AIM OF THE EXERCISE = Copy each line of the entries that contains the word "Расчеты".

Extracted records:
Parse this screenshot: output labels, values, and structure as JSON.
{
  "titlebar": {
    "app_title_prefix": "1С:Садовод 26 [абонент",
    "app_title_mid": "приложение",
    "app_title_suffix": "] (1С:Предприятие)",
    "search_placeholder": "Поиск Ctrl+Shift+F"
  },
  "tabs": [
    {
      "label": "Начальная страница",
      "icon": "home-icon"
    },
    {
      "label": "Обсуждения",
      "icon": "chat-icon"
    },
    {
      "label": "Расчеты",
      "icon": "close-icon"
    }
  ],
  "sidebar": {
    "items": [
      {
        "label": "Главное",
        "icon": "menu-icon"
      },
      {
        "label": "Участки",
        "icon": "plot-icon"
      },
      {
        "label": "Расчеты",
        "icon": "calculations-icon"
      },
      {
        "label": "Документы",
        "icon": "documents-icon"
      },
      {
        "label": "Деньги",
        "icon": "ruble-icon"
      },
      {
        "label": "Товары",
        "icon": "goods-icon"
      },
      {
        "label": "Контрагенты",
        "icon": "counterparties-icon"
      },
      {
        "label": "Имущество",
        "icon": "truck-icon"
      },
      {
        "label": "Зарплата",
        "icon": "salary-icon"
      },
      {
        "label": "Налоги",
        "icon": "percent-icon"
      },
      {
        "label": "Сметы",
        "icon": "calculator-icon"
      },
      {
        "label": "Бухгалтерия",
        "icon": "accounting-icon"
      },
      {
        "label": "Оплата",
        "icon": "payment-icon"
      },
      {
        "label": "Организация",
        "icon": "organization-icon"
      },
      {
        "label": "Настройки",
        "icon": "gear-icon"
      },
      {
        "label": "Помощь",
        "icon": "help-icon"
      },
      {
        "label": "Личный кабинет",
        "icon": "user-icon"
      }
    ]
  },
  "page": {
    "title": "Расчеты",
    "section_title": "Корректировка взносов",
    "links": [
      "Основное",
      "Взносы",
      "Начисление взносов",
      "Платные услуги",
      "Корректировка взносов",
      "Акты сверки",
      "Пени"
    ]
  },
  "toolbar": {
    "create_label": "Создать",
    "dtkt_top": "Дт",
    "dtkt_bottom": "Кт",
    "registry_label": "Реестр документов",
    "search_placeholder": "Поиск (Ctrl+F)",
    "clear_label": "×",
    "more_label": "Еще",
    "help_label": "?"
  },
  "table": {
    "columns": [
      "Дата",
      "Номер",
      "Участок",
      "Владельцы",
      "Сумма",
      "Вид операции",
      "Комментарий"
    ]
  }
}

YOUR SOLUTION =
      "label": "Расчеты",
        "label": "Расчеты",
    "title": "Расчеты",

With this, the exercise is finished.